Navigating College After Treatment: Part Two


We are continuing to share our top tips for women entering or returning to the collegiate environment after treatment. We hope these tips will assist you in navigating this transition and embolden you to truly enjoy your college experience.

This set of tips comes from one of our Clinical Directors, Melissa McLain, PhD. Melissa has been a pivotal member of the OPC team since 2008 and has extensive experience in the treatment of anorexia, bulimia, binge eating disorder, and compulsive over-exercise. Dr. McLain is an active board member of the Miami-Dade NEDA committee and has presented nationally on eating disorders, body image, food rules, and self-care at conferences by the National Eating Disorder Association, the Binge Eating Disorder Association, and the International Association for Eating Disorder Professionals.

1. Embrace change. College is an exciting time in life and it is ripe with new opportunities. Be open and flexible to the changes that come with it even if it means trying something that you’ve never done before.

2. Be mindful. With all of the opportunities in college you have to pick and chose what is most important so you don’t spread yourself too thin. Be conscious around how you spend your time and what you commit to as that will shape your experience.

3. Engage in self-care. Make sure to schedule time in each day to relax and take care of yourself, even if it’s just for a short time. Having rest, sleep, and time to decompress regularly will help to keep your stress in check.

4. Stay connected. Not only will you be forming new relationships in school, you still have your family and friends at home. Use your resources to stay connected with old and new.

5. Ask for help. It’s OK to ask for help from family, friends, and professionals if you need it. There are those on campus that can help you with your mental health, medical health, academics, financial issues, social needs, career planning, et cetera. Reach out and ask for what you need. The counseling or health centers are usually good places to start.

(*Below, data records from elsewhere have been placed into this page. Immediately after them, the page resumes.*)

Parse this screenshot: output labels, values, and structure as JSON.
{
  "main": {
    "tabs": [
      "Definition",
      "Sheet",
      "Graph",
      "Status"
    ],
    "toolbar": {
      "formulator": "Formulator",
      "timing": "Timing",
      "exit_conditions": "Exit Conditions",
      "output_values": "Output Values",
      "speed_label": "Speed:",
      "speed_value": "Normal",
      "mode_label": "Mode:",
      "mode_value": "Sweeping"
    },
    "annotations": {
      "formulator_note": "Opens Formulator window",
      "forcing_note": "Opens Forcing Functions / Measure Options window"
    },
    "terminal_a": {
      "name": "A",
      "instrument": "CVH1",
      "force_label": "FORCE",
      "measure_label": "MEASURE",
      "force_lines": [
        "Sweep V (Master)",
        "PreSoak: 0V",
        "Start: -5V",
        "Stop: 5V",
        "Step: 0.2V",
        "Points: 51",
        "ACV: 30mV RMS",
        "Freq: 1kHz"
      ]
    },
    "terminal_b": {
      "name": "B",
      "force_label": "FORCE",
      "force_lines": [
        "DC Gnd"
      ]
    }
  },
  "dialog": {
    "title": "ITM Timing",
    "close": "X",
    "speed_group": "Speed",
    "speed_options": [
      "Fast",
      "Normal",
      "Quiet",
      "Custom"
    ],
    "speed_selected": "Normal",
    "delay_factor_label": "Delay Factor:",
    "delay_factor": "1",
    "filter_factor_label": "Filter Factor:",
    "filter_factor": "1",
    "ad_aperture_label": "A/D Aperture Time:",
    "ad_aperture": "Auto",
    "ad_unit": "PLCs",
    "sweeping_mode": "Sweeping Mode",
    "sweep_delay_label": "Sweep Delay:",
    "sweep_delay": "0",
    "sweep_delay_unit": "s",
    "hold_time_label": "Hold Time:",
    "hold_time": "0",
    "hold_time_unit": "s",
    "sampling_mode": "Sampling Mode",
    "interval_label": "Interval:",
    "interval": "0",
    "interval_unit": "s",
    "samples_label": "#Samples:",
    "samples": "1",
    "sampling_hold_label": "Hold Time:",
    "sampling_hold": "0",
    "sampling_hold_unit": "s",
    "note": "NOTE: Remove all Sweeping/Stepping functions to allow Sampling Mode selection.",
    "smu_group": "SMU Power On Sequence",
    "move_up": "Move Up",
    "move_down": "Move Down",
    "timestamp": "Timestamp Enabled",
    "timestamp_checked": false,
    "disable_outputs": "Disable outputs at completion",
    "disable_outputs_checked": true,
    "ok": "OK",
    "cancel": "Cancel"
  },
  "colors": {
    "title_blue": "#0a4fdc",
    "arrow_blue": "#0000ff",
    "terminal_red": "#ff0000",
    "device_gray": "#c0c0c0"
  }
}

If you are interested in learning more about this topic, Melissa McLain and Mary Dye, MPH, RD, CDN, LD/N, Director of Nutrition Services for our Transitional Living and Intensive Outpatient Programs, will be presenting at the Integrative Life Center’s First Wednesday Breakfast Series on December 4 in Nashville, Tennessee. For more information, please contact our Southeast Regional Outreach Manager, Colleen Stephens, at or 704-431-2712.